Super trawler offers to cut Australian catch
The operator of the banned super trawler Abel Tasman is refusing to give up the fight to fish in Australian waters and is offering to reduce the controversial ship’s catch.
Seafish Tasmania says it has addressed federal Environment Minister Tony Burke’s concerns with an offer to use less than half of the factory ship's freezing capacity and to move on from fishing areas once a certain tonnage is caught.
The 142m long, Dutch-owned ship, which remains stuck in Port Lincoln, was effectively banned last month when the federal government extended the powers of the environment minister.
Under the new rules, the minister can ban the trawler for two years while scientific studies address concerns.
But Seafish has used a right of reply to argue the minister should not make the ban official on the due date of 20 November.
“We have answered all of Minister Burke’s concerns,” Seafish director Gerry Geen said in a statement.
“The Abel Tasman operating under Minister Burke’s own, strict environmental conditions will have no greater impact than a smaller vessel and is likely to have a lesser impact because of its fishery-wide operations.
“Therefore, rather than issuing a final declaration, we ask the minister to allow a comprehensive scientific assessment of the environmental impact of the Abel Tasman's fishing operations while the vessel is allowed to engage in a restricted set of fishing activities over an initial 12-month period.”
Seafish says a “move-on provision” will limit the catch during a six-week period to 2000 metric tons within a 100 nautical mile area.

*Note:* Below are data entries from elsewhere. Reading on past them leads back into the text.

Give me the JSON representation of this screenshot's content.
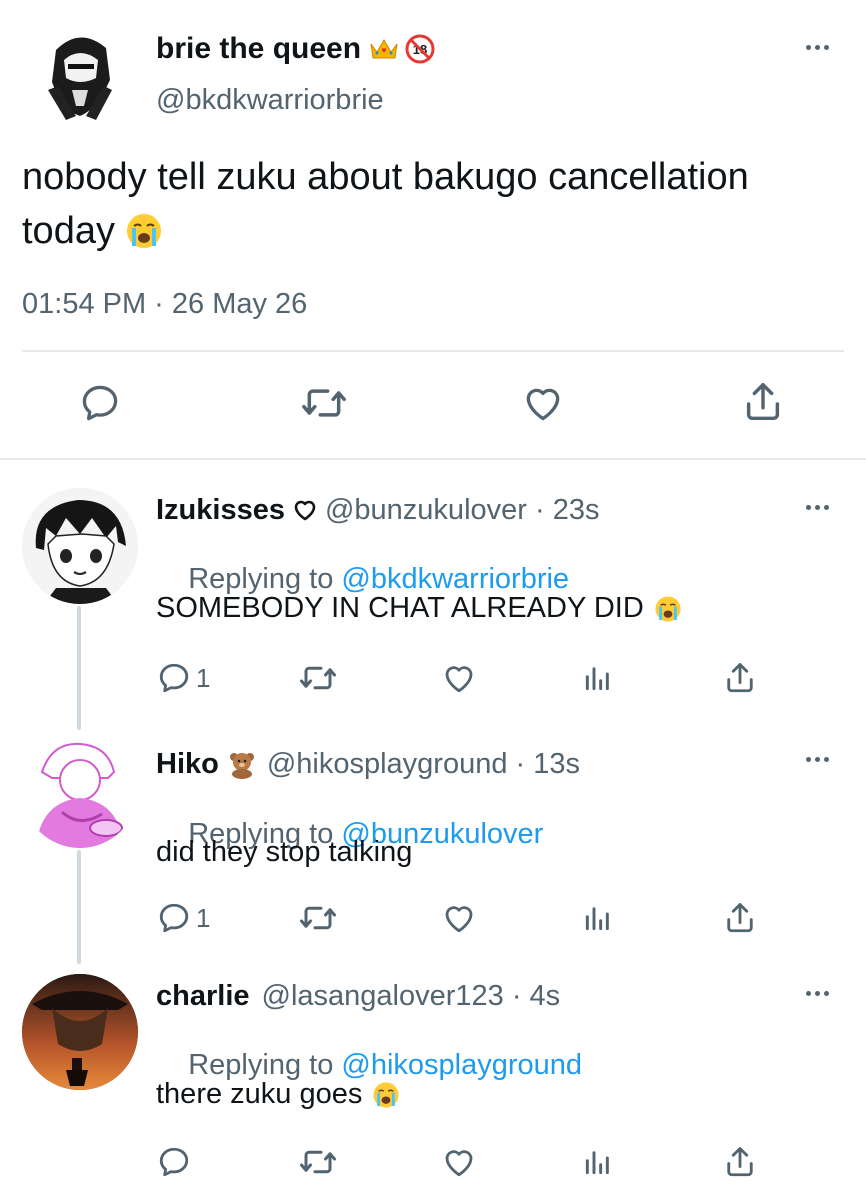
{
  "main_tweet": {
    "display_name": "brie the queen",
    "badges": [
      "crown-icon",
      "18-plus-icon"
    ],
    "handle": "@bkdkwarriorbrie",
    "text": "nobody tell zuku about bakugo cancellation\ntoday",
    "text_line1": "nobody tell zuku about bakugo cancellation",
    "text_line2": "today",
    "text_emoji": "loudly-crying-face",
    "timestamp": "01:54 PM · 26 May 26",
    "actions": [
      "reply-icon",
      "retweet-icon",
      "like-icon",
      "share-icon"
    ]
  },
  "replies": [
    {
      "display_name": "Izukisses",
      "name_badge": "heart-outline-icon",
      "handle": "@bunzukulover",
      "age": " · 23s",
      "replying_prefix": "Replying to ",
      "replying_to": "@bkdkwarriorbrie",
      "text": "SOMEBODY IN CHAT ALREADY DID",
      "text_emoji": "loudly-crying-face",
      "reply_count": "1"
    },
    {
      "display_name": "Hiko",
      "name_badge": "teddy-bear-icon",
      "handle": "@hikosplayground",
      "age": " · 13s",
      "replying_prefix": "Replying to ",
      "replying_to": "@bunzukulover",
      "text": "did they stop talking",
      "reply_count": "1"
    },
    {
      "display_name": "charlie",
      "handle": "@lasangalover123",
      "age": " · 4s",
      "replying_prefix": "Replying to ",
      "replying_to": "@hikosplayground",
      "text": "there zuku goes",
      "text_emoji": "loudly-crying-face",
      "reply_count": ""
    }
  ],
  "colors": {
    "text": "#0f1419",
    "secondary": "#536471",
    "link": "#1d9bf0",
    "divider": "#e6e9eb",
    "thread_line": "#cfd9de"
  }
}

The company says it will adopt bycatch protections insisted on by the minister, use satellite technology to track the boat and fund an egg survey for jack mackerel in the fishery.